group of travel agents.
I was curious how the economic,
technological and generational shifts were affecting their industry, so I asked
what the future of their profession looked like.
And without skipping a beat, this one
woman launched into a story that blew my mind. About a week ago, she was
talking to the cashier at a local bakery. When the guy asked what she did for a
living, Cindy said she was a travel agent.
The cashier replied, “I thought you all
Proof once again, there’s nothing more frightening than the
prospect of irrelevancy.
The only problem is, no one needs us. We’re a dying breed. Everything
people used to need from us – information, answers, ideas and advice – is
available to them right now, for free, in perfect form, forever.
It didn’t used to be that way. There was a time when we were
vessels of knowledge. Pillars of wisdom. Narrators of the story of life. And paragons
of experience that those who were hungry could climb mountains to pursue, even
if only to touch the hem of our garment.
But now people just google stuff. Nobody needs to wonder,
think, reflect, ask, create, mediate, listen or read. Just download, verify and repeat. Download,
verify and repeat. And if we don’t do something to reverse this trend, our
species is not going to make it. If the pendulum doesn’t start to swing the
other way, we are not going to last.
Human beings are social creatures. We need to need each
other.
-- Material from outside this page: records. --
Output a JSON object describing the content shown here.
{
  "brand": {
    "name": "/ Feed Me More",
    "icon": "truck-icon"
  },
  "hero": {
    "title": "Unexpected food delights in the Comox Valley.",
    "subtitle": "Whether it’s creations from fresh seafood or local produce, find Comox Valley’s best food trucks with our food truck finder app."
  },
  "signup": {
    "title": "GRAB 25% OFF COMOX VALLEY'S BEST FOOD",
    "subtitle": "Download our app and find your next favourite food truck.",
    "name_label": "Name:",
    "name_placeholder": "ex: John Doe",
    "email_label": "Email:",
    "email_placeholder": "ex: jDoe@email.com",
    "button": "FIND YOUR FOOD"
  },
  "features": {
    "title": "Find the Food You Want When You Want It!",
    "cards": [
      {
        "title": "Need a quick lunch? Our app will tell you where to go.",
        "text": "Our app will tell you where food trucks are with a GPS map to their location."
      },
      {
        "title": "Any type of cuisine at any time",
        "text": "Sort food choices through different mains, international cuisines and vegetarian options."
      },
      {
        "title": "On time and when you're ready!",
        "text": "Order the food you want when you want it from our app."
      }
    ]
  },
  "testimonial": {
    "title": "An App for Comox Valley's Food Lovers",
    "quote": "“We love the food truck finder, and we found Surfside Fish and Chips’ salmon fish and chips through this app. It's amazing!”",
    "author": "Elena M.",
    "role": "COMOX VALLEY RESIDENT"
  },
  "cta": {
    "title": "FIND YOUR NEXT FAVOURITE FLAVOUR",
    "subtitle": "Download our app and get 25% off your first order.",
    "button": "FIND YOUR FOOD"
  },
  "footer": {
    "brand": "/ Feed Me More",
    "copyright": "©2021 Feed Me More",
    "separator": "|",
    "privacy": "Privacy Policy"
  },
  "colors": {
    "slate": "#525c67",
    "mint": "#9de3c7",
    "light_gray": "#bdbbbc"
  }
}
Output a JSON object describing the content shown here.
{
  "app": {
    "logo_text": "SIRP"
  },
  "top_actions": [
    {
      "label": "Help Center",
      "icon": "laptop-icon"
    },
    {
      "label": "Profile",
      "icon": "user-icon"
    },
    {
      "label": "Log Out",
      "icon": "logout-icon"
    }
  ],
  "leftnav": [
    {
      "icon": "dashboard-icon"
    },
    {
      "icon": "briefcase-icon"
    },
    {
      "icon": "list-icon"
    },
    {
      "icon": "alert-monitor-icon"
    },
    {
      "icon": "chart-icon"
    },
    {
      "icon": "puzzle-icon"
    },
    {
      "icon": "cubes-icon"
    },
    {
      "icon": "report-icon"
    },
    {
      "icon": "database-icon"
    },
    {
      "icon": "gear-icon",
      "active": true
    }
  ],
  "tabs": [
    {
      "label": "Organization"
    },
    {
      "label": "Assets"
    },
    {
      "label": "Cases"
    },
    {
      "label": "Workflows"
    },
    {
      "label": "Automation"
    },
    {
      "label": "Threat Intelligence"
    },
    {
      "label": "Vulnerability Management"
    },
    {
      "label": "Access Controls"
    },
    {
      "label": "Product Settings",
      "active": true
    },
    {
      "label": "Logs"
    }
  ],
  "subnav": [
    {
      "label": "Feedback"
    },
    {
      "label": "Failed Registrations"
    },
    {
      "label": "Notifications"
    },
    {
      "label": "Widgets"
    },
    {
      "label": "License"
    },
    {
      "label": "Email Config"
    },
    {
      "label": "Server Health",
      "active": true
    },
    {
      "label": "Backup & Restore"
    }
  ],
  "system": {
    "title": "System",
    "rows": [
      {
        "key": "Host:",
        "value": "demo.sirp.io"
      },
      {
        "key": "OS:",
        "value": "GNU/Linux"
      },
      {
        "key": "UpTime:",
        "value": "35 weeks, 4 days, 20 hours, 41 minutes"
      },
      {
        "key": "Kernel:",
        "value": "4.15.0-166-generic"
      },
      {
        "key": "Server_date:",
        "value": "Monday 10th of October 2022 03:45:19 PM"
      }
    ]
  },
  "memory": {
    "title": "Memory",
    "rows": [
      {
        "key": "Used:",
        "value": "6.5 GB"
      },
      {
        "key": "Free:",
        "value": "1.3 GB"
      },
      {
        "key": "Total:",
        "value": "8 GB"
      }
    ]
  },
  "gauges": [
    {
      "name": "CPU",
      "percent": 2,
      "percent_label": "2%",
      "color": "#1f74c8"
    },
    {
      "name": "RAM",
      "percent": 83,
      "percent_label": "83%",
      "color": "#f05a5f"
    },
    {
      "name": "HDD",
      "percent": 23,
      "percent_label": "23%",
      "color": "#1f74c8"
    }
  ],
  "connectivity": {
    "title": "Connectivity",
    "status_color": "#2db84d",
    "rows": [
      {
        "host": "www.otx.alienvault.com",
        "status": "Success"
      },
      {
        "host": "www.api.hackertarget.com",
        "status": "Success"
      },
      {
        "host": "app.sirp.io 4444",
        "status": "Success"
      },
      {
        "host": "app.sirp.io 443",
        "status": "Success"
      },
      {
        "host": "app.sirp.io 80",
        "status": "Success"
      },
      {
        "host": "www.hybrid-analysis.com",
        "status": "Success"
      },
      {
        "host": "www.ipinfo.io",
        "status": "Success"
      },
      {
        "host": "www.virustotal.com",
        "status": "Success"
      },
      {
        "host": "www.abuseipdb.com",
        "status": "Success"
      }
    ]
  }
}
Our craving for belonging, connectedness and togetherness is no less
essential that food, water or shelter.
But if we insist on ignoring, avoiding and circumventing
each other – if we continue to solely depend on the pixels of digital
surrogates instead of the perspective of actual people – we will continue to become
less human by the hour.
Eventually, we’ll serve no purpose other than fleshy
holsters for electronic devices.
We don’t need more access to information.
We need more access to each other.